WR Board of Directors meet to set strategic direction

Aug 4, 2022
Written by WR Communications

The Washington Retail Association (WR) board of directors met this past week under the leadership of WR’s President & CEO Renée Sunde, for an information-packed two-day retreat in Vancouver, Washington. As we establish goals for the 2022/23 fiscal year, the all-volunteer board is responsible for the overall governance, policy and position development, as well as the fiduciary oversight and visionary focus of the association.

WR’s board is comprised of a strategic mix of retail leaders representing Washington-based and multi-state retailers of all sizes and sectors of the industry. A huge thank you to our board officers, which include Chairwoman Theresa Treat, Ben Bridge; Incoming Chairman Kent Wilson, Target; Treasurer Rob Jensen, Lantern Press; Past Chair Sean Brownlee, CEO of Ravenox.

Board Members at large include Alesha Shemwell, Bellevue Collection; Amy Rhodes, 7-Eleven, Inc; Andy Ryder, Shur-Kleen Car Wash; Chuck Miller, Macy’s; Deborah Herron, Walmart; Jerry Irwin, Brookfield Properties; John Dillon, The Home Depot; Karin Holt, Best Buy; Kent Wilson, Target; Krista Beck, Jerry’s Auto Supply; Lowell Gordon, The Creative Office; Meredith Preloh, Lowes; Ruthann Goularte, Drees; and Sally West, Walgreens.

A big thank you to Representatives Stonier and Wylie and Senator Wilson from the 49th and 17th districts, who shared their top priorities and discussed how the issues surrounding organized retail crime and public safety had and continue to impact retailers in their districts.

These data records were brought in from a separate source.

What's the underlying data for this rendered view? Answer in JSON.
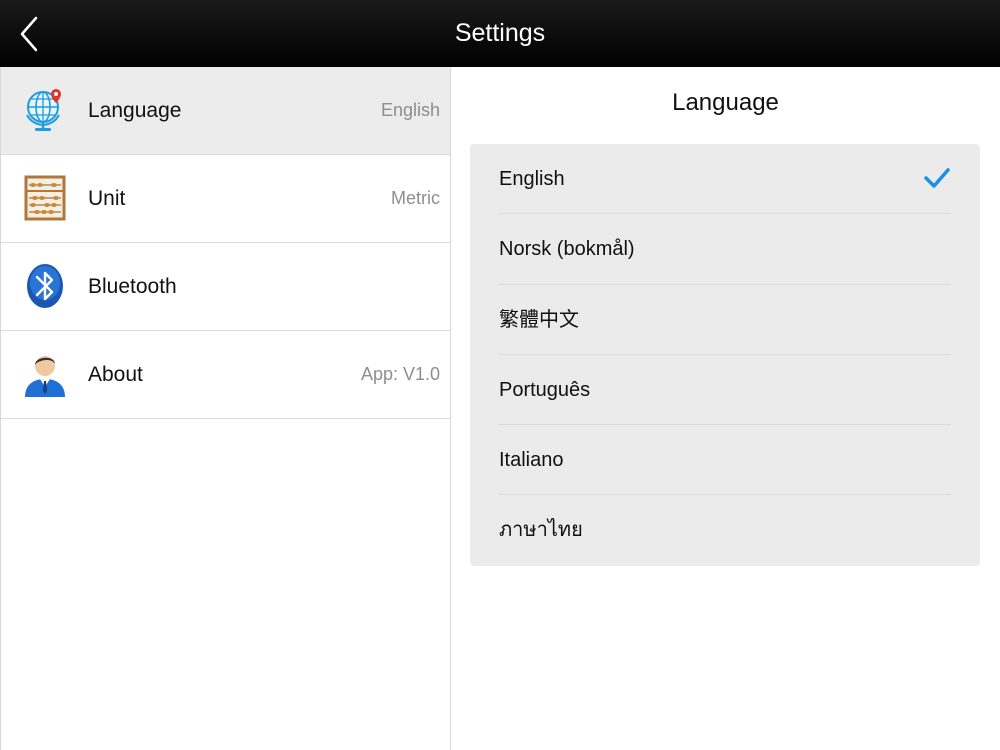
{
  "header": {
    "title": "Settings"
  },
  "sidebar": {
    "items": [
      {
        "label": "Language",
        "value": "English",
        "icon": "globe-icon",
        "selected": true
      },
      {
        "label": "Unit",
        "value": "Metric",
        "icon": "abacus-icon",
        "selected": false
      },
      {
        "label": "Bluetooth",
        "value": "",
        "icon": "bluetooth-icon",
        "selected": false
      },
      {
        "label": "About",
        "value": "App: V1.0",
        "icon": "user-icon",
        "selected": false
      }
    ]
  },
  "detail": {
    "title": "Language",
    "languages": [
      {
        "label": "English",
        "checked": true
      },
      {
        "label": "Norsk (bokmål)",
        "checked": false
      },
      {
        "label": "繁體中文",
        "checked": false
      },
      {
        "label": "Português",
        "checked": false
      },
      {
        "label": "Italiano",
        "checked": false
      },
      {
        "label": "ภาษาไทย",
        "checked": false
      }
    ]
  },
  "colors": {
    "accent": "#1a8fe3",
    "topbar": "#000000",
    "selected_row": "#ececec"
  }
}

As the industry navigates yet another season of economic uncertainty, keynote speaker Dr. William B. Conerly provided an update on the economy and how Washington retailers will be impacted by the threat of a recession over the coming months and years.

Although Conerly resisted stating that the U.S. is officially in recession, he did warn that approximately 44% of economists believe the probability of a recession within the next 12 months is likely. The bigger issue is still the U.S. workforce, which Conerly called “the scariest chart he’s done.”

The labor force was one of the biggest issues facing retailers in early 2020, and the pandemic has only heightened workforce challenges. “We’ve had four decades of really strong labor force growth, and look where we are now, about as low as we’ve been since the Civil war,” said Conerly. The state’s population forecast says it’s going to get a little better in the decade between 2030 to 2040, but until we see population growth, labor force challenges will remain one of the most impactful across industry sectors.

The two-day retreat included a campaign update from Paul Graves, President of Enterprise Washington and one of four voting commissioners on Washington’s redistricting commission. Dann Mead Smith, Owner of The Mead Smith Group and Co-founder of Project 42, an advocacy and capacity-building non-profit, presented an overview of the “blueprint,” a method of building a durable infrastructure to change the course of Washington state.